Cracking Open the Brain’s Black Box

Eliezer Sternberg
Eliezer Sternberg

Pop quiz: How many animals of each kind did Moses take on the ark?

If you answered “two,” go back and re-read the question. The correct answer is “none.” Noah, not Moses, built the ark.

In his book “NeuroLogic: The Brain’s Hidden Rationale Behind Our Irrational Behavior,” Eliezer Sternberg ’09 explains why you probably got the answer wrong. The unconscious part of your brain operates on automatic pilot, striving to read a sentence as quickly as possible, using deeply ingrained habits that come with lifelong literacy. But efficiency in this case trumps accuracy. It takes the activation of the neurons in the conscious part of the brain to slow you down for a closer look.

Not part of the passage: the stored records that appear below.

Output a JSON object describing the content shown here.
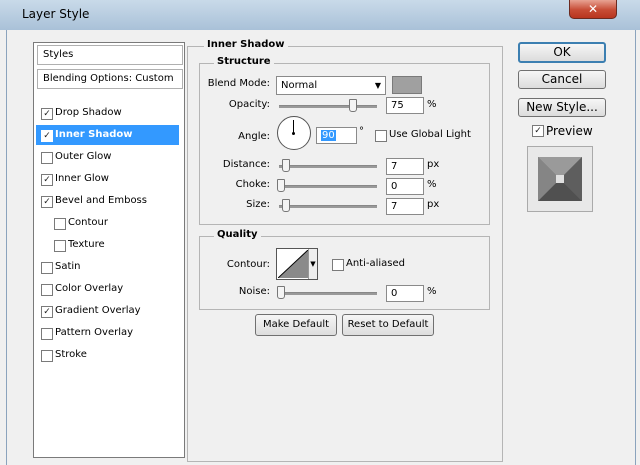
{
  "window": {
    "title": "Layer Style",
    "close_label": "✕"
  },
  "styles_panel": {
    "header": "Styles",
    "blending_options": "Blending Options: Custom",
    "items": [
      {
        "label": "Drop Shadow",
        "checked": true
      },
      {
        "label": "Inner Shadow",
        "checked": true,
        "selected": true
      },
      {
        "label": "Outer Glow",
        "checked": false
      },
      {
        "label": "Inner Glow",
        "checked": true
      },
      {
        "label": "Bevel and Emboss",
        "checked": true
      },
      {
        "label": "Contour",
        "checked": false,
        "indent": true
      },
      {
        "label": "Texture",
        "checked": false,
        "indent": true
      },
      {
        "label": "Satin",
        "checked": false
      },
      {
        "label": "Color Overlay",
        "checked": false
      },
      {
        "label": "Gradient Overlay",
        "checked": true
      },
      {
        "label": "Pattern Overlay",
        "checked": false
      },
      {
        "label": "Stroke",
        "checked": false
      }
    ]
  },
  "inner_shadow": {
    "section_title": "Inner Shadow",
    "structure": {
      "title": "Structure",
      "blend_mode_label": "Blend Mode:",
      "blend_mode_value": "Normal",
      "shadow_color": "#a0a0a0",
      "opacity_label": "Opacity:",
      "opacity_value": "75",
      "opacity_unit": "%",
      "angle_label": "Angle:",
      "angle_value": "90",
      "angle_unit": "°",
      "use_global_light_label": "Use Global Light",
      "use_global_light_checked": false,
      "distance_label": "Distance:",
      "distance_value": "7",
      "distance_unit": "px",
      "choke_label": "Choke:",
      "choke_value": "0",
      "choke_unit": "%",
      "size_label": "Size:",
      "size_value": "7",
      "size_unit": "px"
    },
    "quality": {
      "title": "Quality",
      "contour_label": "Contour:",
      "anti_aliased_label": "Anti-aliased",
      "anti_aliased_checked": false,
      "noise_label": "Noise:",
      "noise_value": "0",
      "noise_unit": "%"
    },
    "make_default_label": "Make Default",
    "reset_default_label": "Reset to Default"
  },
  "actions": {
    "ok_label": "OK",
    "cancel_label": "Cancel",
    "new_style_label": "New Style...",
    "preview_label": "Preview",
    "preview_checked": true
  },
  "colors": {
    "selection": "#3399ff",
    "dialog_bg": "#f0f0f0"
  }
}
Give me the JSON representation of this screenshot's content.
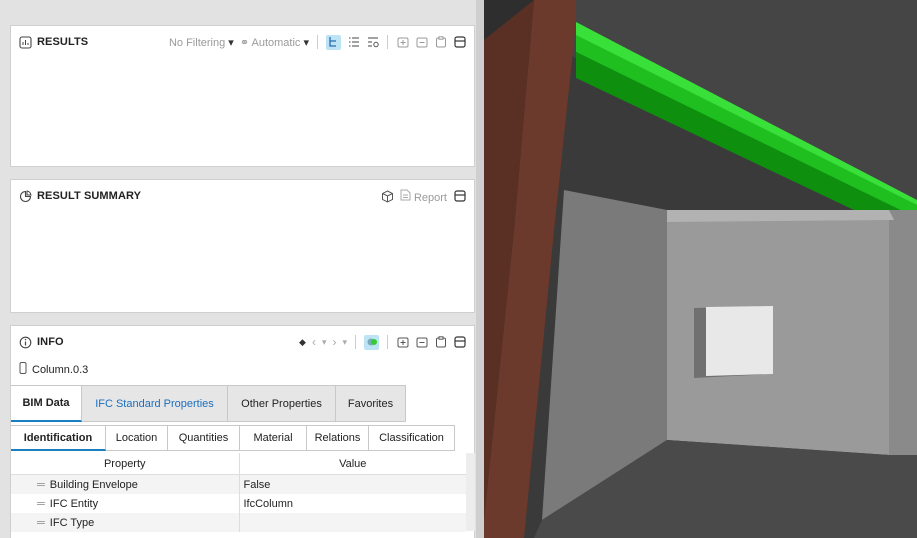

“NeuroLogic” is Sternberg’s third book in six years, all of them about the brain. Currently a neurology resident at Yale-New Haven Hospital, he wrote his first book, “Are You a Machine,” while in high school in Buffalo, New York. In medical school at Tufts, he wrote his second, “My Brain Made Me Do It,” about the impact of neurology’s increasingly mechanistic view of human behavior on free will and moral responsibility. (“I wrote it in small bits of time, an hour here, an hour there,” he says.)

Now, “NeuroLogic” aims at “cracking open the black box of the brain and peering at its inner workings,” Sternberg writes in the introduction. Using examples from patients and research studies, he answers such questions as why people believe in alien abductions, why yawning is contagious and whether someone can be hypnotized to commit murder.

His work falls squarely within the tradition set by the late British neurologist Oliver Sacks, who used science and medicine to illuminate our common humanity. Sternberg says he wants to translate medicine’s technical jargon into everyday language anyone can understand. “While fascinating, current research is incomprehensible even to doctors outside a particular field,” he says. “There’s so much golden information on the brain that’s not being disseminated.”

As a kid, Sternberg relentlessly asked his parents, “But why?” At Brandeis, he majored in philosophy and neuroscience, and learned “the discipline of asking good questions and making very logical arguments,” he says.

“NeuroLogic” is chock-full of examples of how the brain leads and misleads us. Take the case of Peter, a gynecologist injured in a car crash in Poland. When he came out of a coma, Peter was unable to recognize his own reflection. “That monster is staring at me,” he’d say. His memory shot, he began telling stories about his past that were clearly untrue but that he believed with complete conviction.

Peter, Sternberg writes, had developed confabulation. His unconscious brain was stringing together whatever stored memories he had to produce a coherent narrative. An MRI of Peter’s brain showed damage to the frontotemporal region, which is critical to generating a sense of identity.

Sternberg hasn’t decided on a topic for his next book, though he’s sure it will be about the brain. “It’s so poorly understood, which is exciting to me,” he says. “There’s so much more you can say.”